Nomadland (United States/Germany, 2020)

December 04, 2020
A movie review by James Berardinelli
Nomadland Poster

To find Nomadland, all one has to do is locate the place where the documentary intersects with the feature film. Based on the non-fiction book by Jessica Bruder, writer/director/editor Chloe Zhao has added form and texture by presenting this journey from the perspective of a character, Fern (Frances McDomand), who is aided and abetted in her quest by a few other fictional individuals (including one played by veteran character actor David Strathairn, doing some of most understated work since his John Sayles days) and a host of non-actors playing slightly embellished versions of themselves (including the trio of Linda May, Bob Wells, and Swankie). Moody, introspective, and meditative, Nomadland makes up for its meandering, sometimes maddeningly slow pace with its insights about human nature and its incisive portrait of indomitability.

The movie is about nothing…and everything. It starts by introducing us to Fern, a sixtysomething widow who has lost her husband and now her town. Empire, Nevada was inhabited entirely by employees of the United States Gypsum Corporation and, when the mine was closed, everyone left. (As the introductory caption notes, its zip code was discontinued within months.) Facing the prospect of life in a ghost town, Fern packs up her few belongings in a van and begins her life as a nomad – moving from state-to-state and locale-to-locale, following seasonal odd-jobs as they spring up. She makes just enough to afford the bare necessities and, although she has friends, she may go many months in between meetings. Her biggest fear is that the van will break down.

Zhao’s screenplay deftly weaves fact and fiction. She imposes structure on an otherwise aimless story by giving Fern a fellow companion, Dave (Strathairn), with whom she occasionally touches base. Her three mentors – Linda May, Bob Wells, and Swankie – are real-life nomads. The incorporate biographical elements with new details provided by the script. The movie’s Swankie, for example, is suffering from terminal cancer. The actual Swankie, however, is alive and kicking and somewhat amazed that she has somehow become a movie star!

For Frances McDormand, bringing this project to the screen has been a labor of love.
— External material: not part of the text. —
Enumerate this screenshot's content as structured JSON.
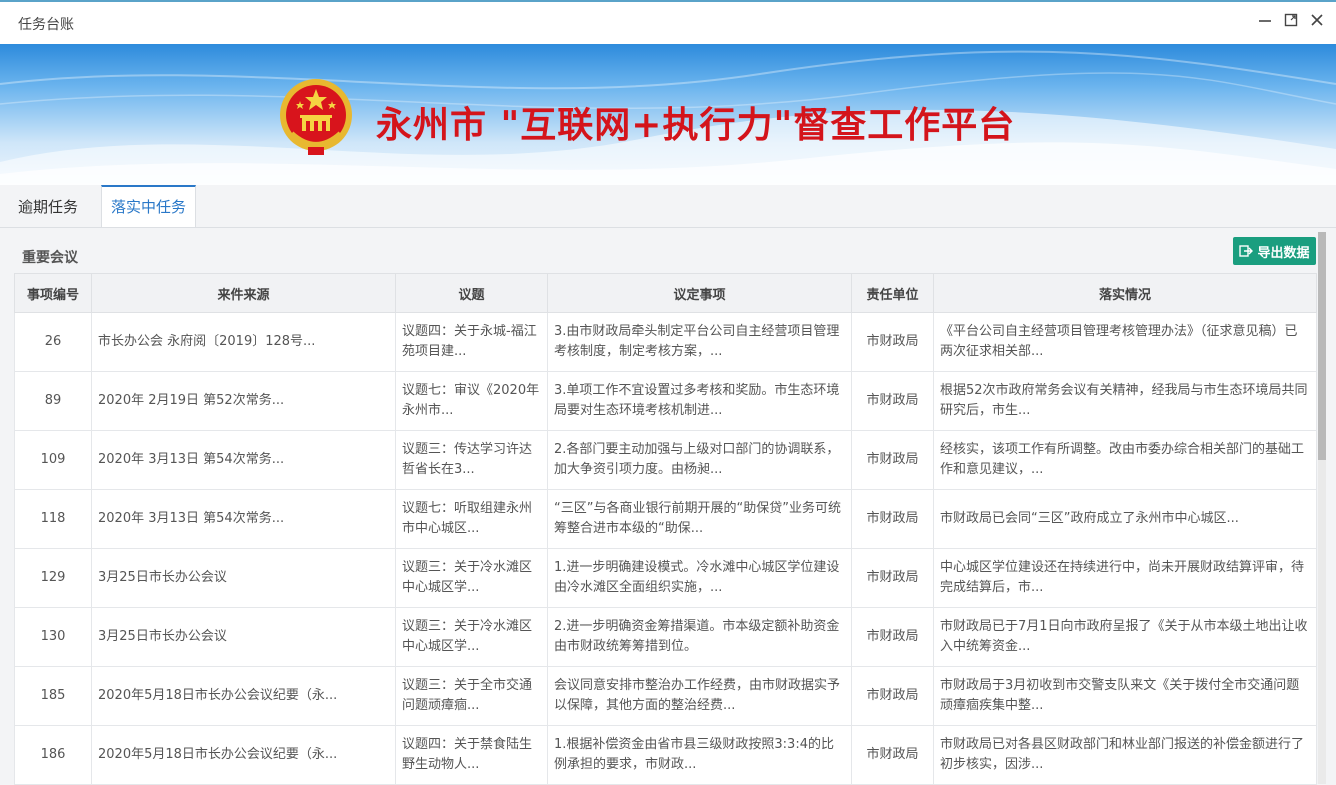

She optioned Bruder’s book and brought the project to Zhao, whose previous work (Songs My Brother Taught Me and The Rider) caught her attention. Making Nomadland, McDormand engages in a kind of method acting that would have made Marlon Brando proud. She becomes Fern. She isn’t afraid to get a little dirty or to eschew makeup. She doesn’t flinch from a full-frontal nude scene (floating on her back in a river). She immerses herself in the culture to the extent that she’s indistinguishable from the many real modern-day nomads who surround her.

Nomadland isn’t political. It doesn’t have an ax to grind. Although Zhao trains her lens on blue collar workers who have lost their livings and lifestyles, she doesn’t use this as an opportunity for righteous anger. These characters aren’t self-pitying. They show courage and fortitude in doing what they must. They go on and find meaning in their new life. As Fern comments at one point, “I'm not homeless, I'm just houseless.” And there are compensations for this rootless existence – one that the pioneers would have appreciated. Fern isn’t tied to a plot of land. Her backyard is the West. She can bathe in rivers and spend the nights surrounded by the vastness of canyons and mountains.

Zhao is careful not to make the movie all about nature. She and her cinematographer, Joshua James Richards, don’t strive for the picture-perfect look of a coffee table book. There are some beautiful shots but, for the most part, Zhao keeps the movie’s focus on the people not the world through which they travel. She’s making a portrait, not a landscape. The lines crisscrossing Fern’s features are more interesting than the trails interrupting the lonely, unbroken terrain around her.

Needless to say, this isn’t a movie for those who demand energy and action. It’s even more unfocused than the average road trip movie. Unlike conventional productions of this sort, Nomadland has no end point. It meanders along, allowing the viewer to absorb details and get to know the central character. When it’s over, it’s not because something monumental has been achieved (although the film’s closing five minutes arguably represent its most poignant sequences) but because we have come to as good a stopping point as any. That’s a commendation for the efforts of Zhao and the performance of McDormand, both of whom stand a reasonable likelihood of being recognized in more than a few end-of-the-year acknowledgments.

Nomadland (United States/Germany, 2020)

Director: Chloe Zhao
Cast: Frances McDormand, David Strathairn, Linda May, Bob Wells, Swankie
Screenplay: Chloe Zhao, based on the book by Jessica Bruder
Cinematography: Joshua James Richards
Music: Ludovico Einaudi
U.S. Distributor: Searchlight Pictures
Run Time: 1:48
U.S. Release Date: 2020-12-04
MPAA Rating: "R" (Nudity)
Genre: Drama
Subtitles: none
Theatrical Aspect Ratio: 2.35:1